by Ed Mizzi
My wife, Bari, and I have driven out to the West coast several times over the past few decades. We have also flown out, but driving allows one to see just how vast and beautiful Canada is. When we were planning our summer of 2017 trek, I suggested that maybe we could fit in the eclipse, either on the way west or on our return trip, and the rest (as they say) is history.
After luggage, we did not have a lot of room left in our small SUV, but I was able to fit my small 80ED, F5.5 scope, my DSLR, two other cameras and 3 tripods, along with a few accessories, including, of course, solar filters. So off we went and on the third night (after long days of driving), we arrived at Bari’s sister’s place in Calgary, where we stayed for 3 nights. Then on to Banff for a one night stay at my wife’s cousin’s home and then 3 nights at a cottage south of Penticton, in the hot, dry Okanagan Valley, where the skies were filled with smoke for most of the time. However, what I did not expect was a visit to “The Dominion Radio Astrophysical Observatory”, which just happened to be a 15 minute drive from the cottage we were staying in. When I went to their website I was delighted to discover that they were having an open house on August 12, to celebrate the Pleiades Meteor Shower. I was fortunate to hear two great presentations, one on meteor showers and one on asteroids. I met Ken Tapping ( a researcher) after his asteroid talk and he agreed to send me his Power Point Presentation for my outreach events. So more than a week before the eclipse I was already half way to heaven with this experience.
From the Okanagan we travelled to Abbotsford, B.C. (near Vancouver), where we stayed for several nights with relatives. During that time, on August 18, we heard reports that petrol stations south of the border were already running out of gasoline, water was scarce and the highways were clogged. But not allowing any of that to deter us, on Aug. 19 we drove 9.5 hours to Redmond, Oregon, where we had a room booked in an Air B&B (and all the doomsday rumours were unfounded). The next day we drove north to Madras (a 30 min. drive) on the centre line of totality, where all we could reserve was a spot for our car ($50) on the eve of the eclipse. However, the owners of this big, open field gave me lots of extra room to set up my tripods. We were surrounded by people from all over the western United States and you could feel the anticipation and excitement building through the evening. The weather forecast was good, but we were all concerned about nearby forest fires and which way the wind would carry the smoke. Of course, sleeping in a car is never comfortable, especially at our ages, but it was well worth the sacrifice. (We found out the next day that the population of Madras had exploded from its 6 800 permanent residents to well over 150 000 people…wow!)
With the eclipse beginning at approx. 9:25 and totality at 10:21, we had plenty of time to set things up. However, I kept thinking back to what Alan Dyer mentioned (more than once) in his eclipse book, when he said not to focus on the photography but instead focus on enjoying the moment and savouring the experience. So I did not set my expectations high for imaging and convinced myself that capturing this event with a camera was secondary to witnessing it.

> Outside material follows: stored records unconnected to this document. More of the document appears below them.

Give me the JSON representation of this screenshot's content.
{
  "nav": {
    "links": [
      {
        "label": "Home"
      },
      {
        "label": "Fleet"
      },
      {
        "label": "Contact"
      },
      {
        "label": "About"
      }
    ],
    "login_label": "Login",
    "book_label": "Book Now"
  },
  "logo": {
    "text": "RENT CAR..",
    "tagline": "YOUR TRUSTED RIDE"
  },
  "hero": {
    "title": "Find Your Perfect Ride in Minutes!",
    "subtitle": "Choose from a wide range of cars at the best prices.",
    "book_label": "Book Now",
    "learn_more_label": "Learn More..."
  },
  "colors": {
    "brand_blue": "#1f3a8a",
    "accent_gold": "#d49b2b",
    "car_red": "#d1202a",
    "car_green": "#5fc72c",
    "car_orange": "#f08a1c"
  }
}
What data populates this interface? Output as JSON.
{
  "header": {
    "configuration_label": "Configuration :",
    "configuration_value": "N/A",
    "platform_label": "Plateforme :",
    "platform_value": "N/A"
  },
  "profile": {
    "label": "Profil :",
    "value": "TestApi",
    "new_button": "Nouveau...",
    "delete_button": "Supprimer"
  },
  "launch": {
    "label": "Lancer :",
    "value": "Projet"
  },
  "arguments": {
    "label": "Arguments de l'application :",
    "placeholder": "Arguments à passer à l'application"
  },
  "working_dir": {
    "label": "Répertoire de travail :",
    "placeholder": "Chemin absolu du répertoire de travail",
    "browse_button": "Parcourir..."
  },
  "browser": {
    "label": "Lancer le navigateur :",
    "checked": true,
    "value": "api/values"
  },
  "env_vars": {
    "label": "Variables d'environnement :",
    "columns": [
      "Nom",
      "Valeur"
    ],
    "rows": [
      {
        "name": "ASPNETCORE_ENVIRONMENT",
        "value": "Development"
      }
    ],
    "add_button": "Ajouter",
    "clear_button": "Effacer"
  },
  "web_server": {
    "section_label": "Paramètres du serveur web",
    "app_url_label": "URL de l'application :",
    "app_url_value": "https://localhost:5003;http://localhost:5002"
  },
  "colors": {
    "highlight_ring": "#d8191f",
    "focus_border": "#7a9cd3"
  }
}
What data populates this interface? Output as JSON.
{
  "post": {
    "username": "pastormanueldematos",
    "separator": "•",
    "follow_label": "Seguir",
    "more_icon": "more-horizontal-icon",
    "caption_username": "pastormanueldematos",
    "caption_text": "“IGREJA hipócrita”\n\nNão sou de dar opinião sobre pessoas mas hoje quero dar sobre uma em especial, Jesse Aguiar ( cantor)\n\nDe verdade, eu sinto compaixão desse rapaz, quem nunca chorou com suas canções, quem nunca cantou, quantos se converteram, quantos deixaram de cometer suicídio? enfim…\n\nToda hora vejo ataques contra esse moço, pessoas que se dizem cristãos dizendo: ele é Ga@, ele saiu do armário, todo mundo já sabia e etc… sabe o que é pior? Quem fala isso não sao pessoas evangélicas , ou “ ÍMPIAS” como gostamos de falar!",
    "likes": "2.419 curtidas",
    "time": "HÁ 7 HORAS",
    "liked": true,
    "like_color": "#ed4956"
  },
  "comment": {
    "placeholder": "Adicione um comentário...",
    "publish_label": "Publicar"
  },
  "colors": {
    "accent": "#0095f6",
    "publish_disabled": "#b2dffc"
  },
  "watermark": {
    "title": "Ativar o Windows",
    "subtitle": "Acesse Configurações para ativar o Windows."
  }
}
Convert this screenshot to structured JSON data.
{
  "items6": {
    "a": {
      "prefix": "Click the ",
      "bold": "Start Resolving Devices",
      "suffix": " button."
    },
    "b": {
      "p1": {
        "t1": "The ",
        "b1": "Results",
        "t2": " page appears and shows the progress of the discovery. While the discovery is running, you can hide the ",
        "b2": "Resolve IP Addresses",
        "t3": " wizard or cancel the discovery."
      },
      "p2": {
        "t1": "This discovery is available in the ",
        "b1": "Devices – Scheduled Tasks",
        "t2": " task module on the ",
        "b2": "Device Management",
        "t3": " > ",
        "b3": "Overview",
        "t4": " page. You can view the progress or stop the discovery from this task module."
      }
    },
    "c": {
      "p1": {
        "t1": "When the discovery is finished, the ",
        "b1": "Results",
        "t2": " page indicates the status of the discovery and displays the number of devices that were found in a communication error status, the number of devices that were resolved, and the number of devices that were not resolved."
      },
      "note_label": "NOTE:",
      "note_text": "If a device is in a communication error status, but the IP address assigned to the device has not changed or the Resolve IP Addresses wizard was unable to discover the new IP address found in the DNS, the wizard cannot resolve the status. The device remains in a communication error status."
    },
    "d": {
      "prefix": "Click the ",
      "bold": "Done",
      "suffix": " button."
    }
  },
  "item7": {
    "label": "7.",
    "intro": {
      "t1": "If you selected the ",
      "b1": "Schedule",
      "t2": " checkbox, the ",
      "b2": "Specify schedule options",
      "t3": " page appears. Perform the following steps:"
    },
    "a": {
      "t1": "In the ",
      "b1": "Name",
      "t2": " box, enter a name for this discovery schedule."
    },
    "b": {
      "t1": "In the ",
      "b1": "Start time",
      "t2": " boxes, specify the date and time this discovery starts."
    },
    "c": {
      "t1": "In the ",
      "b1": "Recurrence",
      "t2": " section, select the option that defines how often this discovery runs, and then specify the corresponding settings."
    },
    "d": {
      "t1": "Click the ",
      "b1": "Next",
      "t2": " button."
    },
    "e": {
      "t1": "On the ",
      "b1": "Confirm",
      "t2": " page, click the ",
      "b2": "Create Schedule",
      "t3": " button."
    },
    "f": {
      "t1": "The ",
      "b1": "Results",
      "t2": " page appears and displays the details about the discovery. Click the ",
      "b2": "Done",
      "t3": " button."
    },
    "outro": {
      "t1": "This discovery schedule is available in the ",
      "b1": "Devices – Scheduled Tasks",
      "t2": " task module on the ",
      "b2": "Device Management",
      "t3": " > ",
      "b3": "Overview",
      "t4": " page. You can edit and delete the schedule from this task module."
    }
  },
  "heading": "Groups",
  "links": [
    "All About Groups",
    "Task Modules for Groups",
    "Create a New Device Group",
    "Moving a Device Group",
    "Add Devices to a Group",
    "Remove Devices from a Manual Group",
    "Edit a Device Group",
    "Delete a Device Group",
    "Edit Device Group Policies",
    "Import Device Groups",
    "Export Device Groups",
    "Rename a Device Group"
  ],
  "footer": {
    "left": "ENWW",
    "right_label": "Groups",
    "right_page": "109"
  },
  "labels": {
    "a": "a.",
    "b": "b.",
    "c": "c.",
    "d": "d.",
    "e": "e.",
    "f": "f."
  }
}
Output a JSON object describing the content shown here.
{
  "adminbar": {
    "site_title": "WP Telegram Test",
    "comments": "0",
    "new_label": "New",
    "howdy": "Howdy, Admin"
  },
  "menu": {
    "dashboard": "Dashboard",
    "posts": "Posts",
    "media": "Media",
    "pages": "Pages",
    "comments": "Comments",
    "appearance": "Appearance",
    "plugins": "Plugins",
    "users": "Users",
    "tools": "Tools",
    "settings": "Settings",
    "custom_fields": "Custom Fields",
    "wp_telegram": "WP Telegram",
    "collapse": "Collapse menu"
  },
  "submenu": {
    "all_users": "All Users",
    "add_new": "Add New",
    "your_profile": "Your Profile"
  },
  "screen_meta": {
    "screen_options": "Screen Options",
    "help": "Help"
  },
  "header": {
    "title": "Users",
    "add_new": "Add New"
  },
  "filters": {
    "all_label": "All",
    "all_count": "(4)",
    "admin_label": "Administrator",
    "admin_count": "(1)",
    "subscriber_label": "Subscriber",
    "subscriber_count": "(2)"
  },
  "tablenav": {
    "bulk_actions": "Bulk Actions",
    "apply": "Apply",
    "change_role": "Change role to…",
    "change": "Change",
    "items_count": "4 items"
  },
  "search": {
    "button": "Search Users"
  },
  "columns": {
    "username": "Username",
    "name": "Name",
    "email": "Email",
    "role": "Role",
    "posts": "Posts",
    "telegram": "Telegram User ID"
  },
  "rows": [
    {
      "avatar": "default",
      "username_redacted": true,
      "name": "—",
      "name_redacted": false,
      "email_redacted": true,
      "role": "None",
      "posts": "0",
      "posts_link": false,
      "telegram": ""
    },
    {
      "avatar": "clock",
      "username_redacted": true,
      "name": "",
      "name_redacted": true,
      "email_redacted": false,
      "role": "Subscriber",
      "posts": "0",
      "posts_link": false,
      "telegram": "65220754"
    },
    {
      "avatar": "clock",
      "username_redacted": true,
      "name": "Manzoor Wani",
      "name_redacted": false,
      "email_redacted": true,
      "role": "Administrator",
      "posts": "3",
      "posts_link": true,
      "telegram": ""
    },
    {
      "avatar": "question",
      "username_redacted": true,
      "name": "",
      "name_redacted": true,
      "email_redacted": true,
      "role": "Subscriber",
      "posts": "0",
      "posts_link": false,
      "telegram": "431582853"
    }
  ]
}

So we waited for the start (some call it the “kiss”) of the eclipse and you could hear several people already getting excited. Seconds before totality people starting hooting and hollering, and clapping and cheering. The excitement in the air was almost palpable and I suddenly realized why people back home had told me NOT to miss an opportunity to see a total eclipse of the Sun. The air temperature dropped significantly and the sky turned a dark twilight blue. When totality struck we took off our protective glasses and looked in awe at what seemed like a hole in the Sun, with a beautiful corona around it. We could also see Venus and Regulus along with a few other stars, and at that point I realized that the 6 000 km trip was trivial in comparison to this event and well worthwhile. The 2+ minute length of time in totality went by too fast but it was a memory I knew I would have for a lifetime. Bari and I stayed until almost noon so we could witness the entire event and the last “kiss” and then began to pack up for the long journey home.
Of course, the journey home was dramatically different than getting to Madras. With everyone leaving at about the same time, the 2-lane roads leaving the town were now clogged with vehicles and it took us 5 hours to drive the first 40 km. before then things started to clear up. This was definitely a good example of the saying “patience is a virtue” and it seemed as if everyone had resigned themselves to the long, hot wait times.
We arrived home 4 days later and I could not wait to share my experience with neighbours and friends, many of whom I had given sun glasses to before we left Ontario. I finally got up the courage to look at the photos I had taken and ended up with a few half-decent images, although experiencing the eclipse far outweighed the importance of photographs. I have included a few with this article and I hope you enjoy them.
Of course, since getting back to Waterdown, all I can think of is 2024, in hopes that I will be fortunate enough to witness another total eclipse of the Sun.